Each record below must be written out exactly as given.

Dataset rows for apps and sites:
++++

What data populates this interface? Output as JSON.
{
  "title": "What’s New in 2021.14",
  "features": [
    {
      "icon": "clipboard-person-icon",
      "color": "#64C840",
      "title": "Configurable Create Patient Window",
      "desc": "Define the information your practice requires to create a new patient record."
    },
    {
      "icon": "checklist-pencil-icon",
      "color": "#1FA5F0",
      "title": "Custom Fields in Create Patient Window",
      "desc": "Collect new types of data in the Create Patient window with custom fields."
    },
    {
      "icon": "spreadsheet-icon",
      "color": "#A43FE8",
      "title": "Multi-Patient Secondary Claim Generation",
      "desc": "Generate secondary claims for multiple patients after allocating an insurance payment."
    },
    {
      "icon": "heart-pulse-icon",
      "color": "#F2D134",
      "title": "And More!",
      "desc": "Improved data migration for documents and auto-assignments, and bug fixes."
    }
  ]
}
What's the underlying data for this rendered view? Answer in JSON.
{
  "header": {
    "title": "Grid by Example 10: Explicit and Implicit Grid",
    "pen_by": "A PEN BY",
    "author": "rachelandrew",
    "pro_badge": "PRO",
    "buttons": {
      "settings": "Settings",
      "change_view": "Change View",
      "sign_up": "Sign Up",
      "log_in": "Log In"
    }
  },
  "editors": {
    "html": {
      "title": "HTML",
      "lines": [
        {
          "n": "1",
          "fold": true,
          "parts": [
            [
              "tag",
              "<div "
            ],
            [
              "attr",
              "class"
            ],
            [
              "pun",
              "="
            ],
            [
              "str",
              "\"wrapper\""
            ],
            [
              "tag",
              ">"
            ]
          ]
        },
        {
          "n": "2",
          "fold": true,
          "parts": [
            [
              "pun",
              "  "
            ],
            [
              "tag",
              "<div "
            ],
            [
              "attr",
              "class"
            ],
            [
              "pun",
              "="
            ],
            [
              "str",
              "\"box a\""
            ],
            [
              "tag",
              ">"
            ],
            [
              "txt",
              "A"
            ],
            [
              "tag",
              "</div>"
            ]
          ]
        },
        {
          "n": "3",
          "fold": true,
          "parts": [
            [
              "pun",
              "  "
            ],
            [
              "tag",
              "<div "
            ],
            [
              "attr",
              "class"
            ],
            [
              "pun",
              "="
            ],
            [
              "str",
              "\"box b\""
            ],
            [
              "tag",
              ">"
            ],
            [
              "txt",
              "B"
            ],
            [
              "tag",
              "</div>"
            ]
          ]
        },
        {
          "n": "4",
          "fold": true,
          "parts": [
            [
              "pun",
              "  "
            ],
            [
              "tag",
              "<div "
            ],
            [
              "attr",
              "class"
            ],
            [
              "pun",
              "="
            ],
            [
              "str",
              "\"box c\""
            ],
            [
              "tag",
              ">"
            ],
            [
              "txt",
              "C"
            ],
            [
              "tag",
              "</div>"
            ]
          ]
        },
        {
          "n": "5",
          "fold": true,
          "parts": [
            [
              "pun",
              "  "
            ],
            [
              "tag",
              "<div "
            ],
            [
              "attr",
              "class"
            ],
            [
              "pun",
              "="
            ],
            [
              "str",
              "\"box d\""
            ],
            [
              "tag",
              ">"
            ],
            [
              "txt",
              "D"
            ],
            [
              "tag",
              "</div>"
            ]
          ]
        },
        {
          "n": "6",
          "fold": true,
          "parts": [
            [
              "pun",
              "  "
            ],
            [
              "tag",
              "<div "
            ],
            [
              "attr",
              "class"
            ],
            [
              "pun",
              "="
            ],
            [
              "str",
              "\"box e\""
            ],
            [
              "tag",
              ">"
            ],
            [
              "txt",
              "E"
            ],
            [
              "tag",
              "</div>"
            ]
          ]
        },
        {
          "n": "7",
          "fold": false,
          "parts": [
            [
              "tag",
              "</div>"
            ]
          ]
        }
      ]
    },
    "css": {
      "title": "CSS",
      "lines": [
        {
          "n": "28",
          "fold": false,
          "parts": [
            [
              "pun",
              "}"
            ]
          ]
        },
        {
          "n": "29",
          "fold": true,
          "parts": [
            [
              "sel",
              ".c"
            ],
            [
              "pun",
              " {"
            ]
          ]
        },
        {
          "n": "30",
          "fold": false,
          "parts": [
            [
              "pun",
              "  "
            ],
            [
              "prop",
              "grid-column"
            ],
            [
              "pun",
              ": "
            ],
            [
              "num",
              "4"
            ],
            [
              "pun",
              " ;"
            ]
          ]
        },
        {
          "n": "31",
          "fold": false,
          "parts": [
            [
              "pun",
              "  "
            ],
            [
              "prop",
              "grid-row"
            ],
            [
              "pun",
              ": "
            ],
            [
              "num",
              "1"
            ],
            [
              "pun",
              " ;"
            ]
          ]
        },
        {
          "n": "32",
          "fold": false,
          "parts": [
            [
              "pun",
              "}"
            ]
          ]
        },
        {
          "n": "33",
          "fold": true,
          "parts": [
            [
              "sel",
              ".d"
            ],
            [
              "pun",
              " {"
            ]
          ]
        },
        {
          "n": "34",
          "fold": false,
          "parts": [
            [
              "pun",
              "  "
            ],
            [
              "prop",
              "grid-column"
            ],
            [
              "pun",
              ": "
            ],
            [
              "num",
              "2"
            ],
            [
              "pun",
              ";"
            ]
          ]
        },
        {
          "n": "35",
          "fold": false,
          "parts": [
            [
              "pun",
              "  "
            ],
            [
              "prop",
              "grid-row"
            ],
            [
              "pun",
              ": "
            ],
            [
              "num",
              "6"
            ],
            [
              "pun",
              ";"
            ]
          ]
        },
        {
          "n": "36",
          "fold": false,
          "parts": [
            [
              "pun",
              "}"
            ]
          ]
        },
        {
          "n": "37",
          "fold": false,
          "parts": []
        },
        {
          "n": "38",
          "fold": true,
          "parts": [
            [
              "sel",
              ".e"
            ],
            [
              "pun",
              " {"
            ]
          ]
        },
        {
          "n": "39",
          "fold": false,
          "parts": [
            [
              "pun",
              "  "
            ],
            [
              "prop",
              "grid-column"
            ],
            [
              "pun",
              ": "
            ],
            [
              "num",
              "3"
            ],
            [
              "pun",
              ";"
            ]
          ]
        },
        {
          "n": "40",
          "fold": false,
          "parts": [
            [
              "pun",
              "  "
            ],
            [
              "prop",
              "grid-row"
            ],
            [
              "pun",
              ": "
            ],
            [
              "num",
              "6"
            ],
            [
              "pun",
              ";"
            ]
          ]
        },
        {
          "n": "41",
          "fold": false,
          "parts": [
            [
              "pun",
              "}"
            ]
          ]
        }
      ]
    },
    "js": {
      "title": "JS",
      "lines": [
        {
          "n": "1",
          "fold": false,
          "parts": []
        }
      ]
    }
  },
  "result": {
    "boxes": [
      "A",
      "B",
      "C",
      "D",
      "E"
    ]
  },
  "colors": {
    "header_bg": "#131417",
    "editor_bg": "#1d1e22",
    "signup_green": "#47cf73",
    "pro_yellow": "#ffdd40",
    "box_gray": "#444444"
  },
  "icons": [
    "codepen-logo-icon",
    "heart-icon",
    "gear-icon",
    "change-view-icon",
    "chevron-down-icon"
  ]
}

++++

SOLUTION BELOW:
What data populates this interface? Output as JSON.
{
  "title": "What’s New in 2021.14",
  "features": [
    {
      "icon": "clipboard-person-icon",
      "color": "#64C840",
      "title": "Configurable Create Patient Window",
      "desc": "Define the information your practice requires to create a new patient record."
    },
    {
      "icon": "checklist-pencil-icon",
      "color": "#1FA5F0",
      "title": "Custom Fields in Create Patient Window",
      "desc": "Collect new types of data in the Create Patient window with custom fields."
    },
    {
      "icon": "spreadsheet-icon",
      "color": "#A43FE8",
      "title": "Multi-Patient Secondary Claim Generation",
      "desc": "Generate secondary claims for multiple patients after allocating an insurance payment."
    },
    {
      "icon": "heart-pulse-icon",
      "color": "#F2D134",
      "title": "And More!",
      "desc": "Improved data migration for documents and auto-assignments, and bug fixes."
    }
  ]
}
What's the underlying data for this rendered view? Answer in JSON.
{
  "header": {
    "title": "Grid by Example 10: Explicit and Implicit Grid",
    "pen_by": "A PEN BY",
    "author": "rachelandrew",
    "pro_badge": "PRO",
    "buttons": {
      "settings": "Settings",
      "change_view": "Change View",
      "sign_up": "Sign Up",
      "log_in": "Log In"
    }
  },
  "editors": {
    "html": {
      "title": "HTML",
      "lines": [
        {
          "n": "1",
          "fold": true,
          "parts": [
            [
              "tag",
              "<div "
            ],
            [
              "attr",
              "class"
            ],
            [
              "pun",
              "="
            ],
            [
              "str",
              "\"wrapper\""
            ],
            [
              "tag",
              ">"
            ]
          ]
        },
        {
          "n": "2",
          "fold": true,
          "parts": [
            [
              "pun",
              "  "
            ],
            [
              "tag",
              "<div "
            ],
            [
              "attr",
              "class"
            ],
            [
              "pun",
              "="
            ],
            [
              "str",
              "\"box a\""
            ],
            [
              "tag",
              ">"
            ],
            [
              "txt",
              "A"
            ],
            [
              "tag",
              "</div>"
            ]
          ]
        },
        {
          "n": "3",
          "fold": true,
          "parts": [
            [
              "pun",
              "  "
            ],
            [
              "tag",
              "<div "
            ],
            [
              "attr",
              "class"
            ],
            [
              "pun",
              "="
            ],
            [
              "str",
              "\"box b\""
            ],
            [
              "tag",
              ">"
            ],
            [
              "txt",
              "B"
            ],
            [
              "tag",
              "</div>"
            ]
          ]
        },
        {
          "n": "4",
          "fold": true,
          "parts": [
            [
              "pun",
              "  "
            ],
            [
              "tag",
              "<div "
            ],
            [
              "attr",
              "class"
            ],
            [
              "pun",
              "="
            ],
            [
              "str",
              "\"box c\""
            ],
            [
              "tag",
              ">"
            ],
            [
              "txt",
              "C"
            ],
            [
              "tag",
              "</div>"
            ]
          ]
        },
        {
          "n": "5",
          "fold": true,
          "parts": [
            [
              "pun",
              "  "
            ],
            [
              "tag",
              "<div "
            ],
            [
              "attr",
              "class"
            ],
            [
              "pun",
              "="
            ],
            [
              "str",
              "\"box d\""
            ],
            [
              "tag",
              ">"
            ],
            [
              "txt",
              "D"
            ],
            [
              "tag",
              "</div>"
            ]
          ]
        },
        {
          "n": "6",
          "fold": true,
          "parts": [
            [
              "pun",
              "  "
            ],
            [
              "tag",
              "<div "
            ],
            [
              "attr",
              "class"
            ],
            [
              "pun",
              "="
            ],
            [
              "str",
              "\"box e\""
            ],
            [
              "tag",
              ">"
            ],
            [
              "txt",
              "E"
            ],
            [
              "tag",
              "</div>"
            ]
          ]
        },
        {
          "n": "7",
          "fold": false,
          "parts": [
            [
              "tag",
              "</div>"
            ]
          ]
        }
      ]
    },
    "css": {
      "title": "CSS",
      "lines": [
        {
          "n": "28",
          "fold": false,
          "parts": [
            [
              "pun",
              "}"
            ]
          ]
        },
        {
          "n": "29",
          "fold": true,
          "parts": [
            [
              "sel",
              ".c"
            ],
            [
              "pun",
              " {"
            ]
          ]
        },
        {
          "n": "30",
          "fold": false,
          "parts": [
            [
              "pun",
              "  "
            ],
            [
              "prop",
              "grid-column"
            ],
            [
              "pun",
              ": "
            ],
            [
              "num",
              "4"
            ],
            [
              "pun",
              " ;"
            ]
          ]
        },
        {
          "n": "31",
          "fold": false,
          "parts": [
            [
              "pun",
              "  "
            ],
            [
              "prop",
              "grid-row"
            ],
            [
              "pun",
              ": "
            ],
            [
              "num",
              "1"
            ],
            [
              "pun",
              " ;"
            ]
          ]
        },
        {
          "n": "32",
          "fold": false,
          "parts": [
            [
              "pun",
              "}"
            ]
          ]
        },
        {
          "n": "33",
          "fold": true,
          "parts": [
            [
              "sel",
              ".d"
            ],
            [
              "pun",
              " {"
            ]
          ]
        },
        {
          "n": "34",
          "fold": false,
          "parts": [
            [
              "pun",
              "  "
            ],
            [
              "prop",
              "grid-column"
            ],
            [
              "pun",
              ": "
            ],
            [
              "num",
              "2"
            ],
            [
              "pun",
              ";"
            ]
          ]
        },
        {
          "n": "35",
          "fold": false,
          "parts": [
            [
              "pun",
              "  "
            ],
            [
              "prop",
              "grid-row"
            ],
            [
              "pun",
              ": "
            ],
            [
              "num",
              "6"
            ],
            [
              "pun",
              ";"
            ]
          ]
        },
        {
          "n": "36",
          "fold": false,
          "parts": [
            [
              "pun",
              "}"
            ]
          ]
        },
        {
          "n": "37",
          "fold": false,
          "parts": []
        },
        {
          "n": "38",
          "fold": true,
          "parts": [
            [
              "sel",
              ".e"
            ],
            [
              "pun",
              " {"
            ]
          ]
        },
        {
          "n": "39",
          "fold": false,
          "parts": [
            [
              "pun",
              "  "
            ],
            [
              "prop",
              "grid-column"
            ],
            [
              "pun",
              ": "
            ],
            [
              "num",
              "3"
            ],
            [
              "pun",
              ";"
            ]
          ]
        },
        {
          "n": "40",
          "fold": false,
          "parts": [
            [
              "pun",
              "  "
            ],
            [
              "prop",
              "grid-row"
            ],
            [
              "pun",
              ": "
            ],
            [
              "num",
              "6"
            ],
            [
              "pun",
              ";"
            ]
          ]
        },
        {
          "n": "41",
          "fold": false,
          "parts": [
            [
              "pun",
              "}"
            ]
          ]
        }
      ]
    },
    "js": {
      "title": "JS",
      "lines": [
        {
          "n": "1",
          "fold": false,
          "parts": []
        }
      ]
    }
  },
  "result": {
    "boxes": [
      "A",
      "B",
      "C",
      "D",
      "E"
    ]
  },
  "colors": {
    "header_bg": "#131417",
    "editor_bg": "#1d1e22",
    "signup_green": "#47cf73",
    "pro_yellow": "#ffdd40",
    "box_gray": "#444444"
  },
  "icons": [
    "codepen-logo-icon",
    "heart-icon",
    "gear-icon",
    "change-view-icon",
    "chevron-down-icon"
  ]
}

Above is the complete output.